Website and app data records
#####

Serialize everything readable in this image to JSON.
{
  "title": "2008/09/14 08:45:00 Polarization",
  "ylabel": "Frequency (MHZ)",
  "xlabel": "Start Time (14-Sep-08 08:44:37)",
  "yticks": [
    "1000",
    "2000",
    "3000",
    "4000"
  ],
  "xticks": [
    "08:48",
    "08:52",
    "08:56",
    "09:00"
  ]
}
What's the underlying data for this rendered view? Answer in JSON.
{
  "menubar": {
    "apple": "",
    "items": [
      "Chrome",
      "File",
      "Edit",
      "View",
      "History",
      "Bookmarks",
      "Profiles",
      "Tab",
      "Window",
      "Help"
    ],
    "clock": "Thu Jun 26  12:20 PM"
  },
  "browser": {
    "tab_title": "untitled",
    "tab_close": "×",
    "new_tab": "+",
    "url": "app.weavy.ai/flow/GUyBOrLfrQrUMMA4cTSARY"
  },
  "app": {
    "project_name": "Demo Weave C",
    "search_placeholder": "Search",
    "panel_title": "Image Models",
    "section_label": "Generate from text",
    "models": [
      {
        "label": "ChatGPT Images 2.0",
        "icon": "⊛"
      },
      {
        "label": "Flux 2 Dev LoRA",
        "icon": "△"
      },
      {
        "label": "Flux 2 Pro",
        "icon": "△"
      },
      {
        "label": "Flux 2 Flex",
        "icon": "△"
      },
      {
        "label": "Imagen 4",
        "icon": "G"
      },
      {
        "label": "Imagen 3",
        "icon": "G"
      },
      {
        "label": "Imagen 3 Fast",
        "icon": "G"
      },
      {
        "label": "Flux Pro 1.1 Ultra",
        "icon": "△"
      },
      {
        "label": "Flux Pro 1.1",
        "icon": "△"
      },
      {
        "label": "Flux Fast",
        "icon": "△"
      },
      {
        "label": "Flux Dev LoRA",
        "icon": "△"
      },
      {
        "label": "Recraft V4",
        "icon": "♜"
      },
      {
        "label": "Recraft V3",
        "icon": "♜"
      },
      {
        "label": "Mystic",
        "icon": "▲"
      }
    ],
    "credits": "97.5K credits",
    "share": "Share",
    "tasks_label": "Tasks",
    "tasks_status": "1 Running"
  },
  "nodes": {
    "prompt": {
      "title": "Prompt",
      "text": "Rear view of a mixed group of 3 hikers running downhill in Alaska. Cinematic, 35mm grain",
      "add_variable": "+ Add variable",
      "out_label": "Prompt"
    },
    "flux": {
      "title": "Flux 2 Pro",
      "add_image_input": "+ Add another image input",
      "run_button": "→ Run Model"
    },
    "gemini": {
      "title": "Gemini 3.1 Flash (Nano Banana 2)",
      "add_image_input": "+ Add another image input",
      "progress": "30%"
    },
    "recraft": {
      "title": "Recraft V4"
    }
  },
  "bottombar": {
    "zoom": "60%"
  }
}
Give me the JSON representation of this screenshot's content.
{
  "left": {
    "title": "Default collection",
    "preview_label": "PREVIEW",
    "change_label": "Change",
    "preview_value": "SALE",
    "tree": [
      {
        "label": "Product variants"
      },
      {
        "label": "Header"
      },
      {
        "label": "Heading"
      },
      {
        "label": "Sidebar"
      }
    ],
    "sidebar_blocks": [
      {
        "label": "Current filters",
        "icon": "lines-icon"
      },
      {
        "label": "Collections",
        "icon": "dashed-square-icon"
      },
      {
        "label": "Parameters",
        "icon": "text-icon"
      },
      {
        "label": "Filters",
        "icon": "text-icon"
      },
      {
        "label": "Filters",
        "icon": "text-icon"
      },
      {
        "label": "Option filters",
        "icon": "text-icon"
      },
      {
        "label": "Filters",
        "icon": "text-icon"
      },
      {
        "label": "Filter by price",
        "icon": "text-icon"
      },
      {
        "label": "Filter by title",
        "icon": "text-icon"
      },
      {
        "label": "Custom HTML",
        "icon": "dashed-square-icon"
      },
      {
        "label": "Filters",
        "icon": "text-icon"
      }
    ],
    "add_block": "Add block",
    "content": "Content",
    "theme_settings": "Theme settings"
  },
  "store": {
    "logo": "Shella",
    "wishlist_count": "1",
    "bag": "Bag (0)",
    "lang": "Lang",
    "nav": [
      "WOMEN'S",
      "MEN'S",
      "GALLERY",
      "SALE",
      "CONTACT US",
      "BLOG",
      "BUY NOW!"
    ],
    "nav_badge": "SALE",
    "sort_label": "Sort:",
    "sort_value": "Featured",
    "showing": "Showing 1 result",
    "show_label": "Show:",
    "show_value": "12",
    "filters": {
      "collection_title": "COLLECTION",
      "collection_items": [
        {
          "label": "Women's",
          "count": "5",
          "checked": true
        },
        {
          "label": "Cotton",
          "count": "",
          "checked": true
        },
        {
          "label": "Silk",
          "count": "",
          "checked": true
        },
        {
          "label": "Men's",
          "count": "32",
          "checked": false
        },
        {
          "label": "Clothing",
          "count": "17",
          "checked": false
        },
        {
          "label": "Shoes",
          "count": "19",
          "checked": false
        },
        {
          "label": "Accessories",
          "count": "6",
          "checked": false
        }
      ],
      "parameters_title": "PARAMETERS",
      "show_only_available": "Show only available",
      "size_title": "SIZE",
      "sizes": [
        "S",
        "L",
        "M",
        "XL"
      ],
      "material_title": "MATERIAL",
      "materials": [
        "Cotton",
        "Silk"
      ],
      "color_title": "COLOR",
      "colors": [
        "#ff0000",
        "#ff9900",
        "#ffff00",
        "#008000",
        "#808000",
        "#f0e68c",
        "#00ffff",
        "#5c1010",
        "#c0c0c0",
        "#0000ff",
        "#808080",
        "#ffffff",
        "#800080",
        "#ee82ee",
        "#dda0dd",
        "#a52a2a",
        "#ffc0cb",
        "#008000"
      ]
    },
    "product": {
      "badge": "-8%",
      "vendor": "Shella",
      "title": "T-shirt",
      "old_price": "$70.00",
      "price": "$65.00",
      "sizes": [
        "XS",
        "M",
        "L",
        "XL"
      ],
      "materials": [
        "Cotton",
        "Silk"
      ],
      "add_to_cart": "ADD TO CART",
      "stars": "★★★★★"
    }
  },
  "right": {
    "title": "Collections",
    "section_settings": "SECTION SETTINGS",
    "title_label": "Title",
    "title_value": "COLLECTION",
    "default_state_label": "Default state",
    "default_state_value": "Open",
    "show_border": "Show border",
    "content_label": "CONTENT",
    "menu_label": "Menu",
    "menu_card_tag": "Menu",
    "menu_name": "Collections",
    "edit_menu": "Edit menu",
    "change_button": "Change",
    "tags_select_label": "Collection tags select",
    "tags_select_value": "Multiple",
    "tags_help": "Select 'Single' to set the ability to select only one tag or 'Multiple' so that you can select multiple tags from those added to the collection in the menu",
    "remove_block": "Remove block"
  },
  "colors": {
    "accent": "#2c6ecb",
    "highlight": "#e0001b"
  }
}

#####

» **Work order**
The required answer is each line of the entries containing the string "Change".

» **Exercise result**
    "change_label": "Change",
    "change_button": "Change",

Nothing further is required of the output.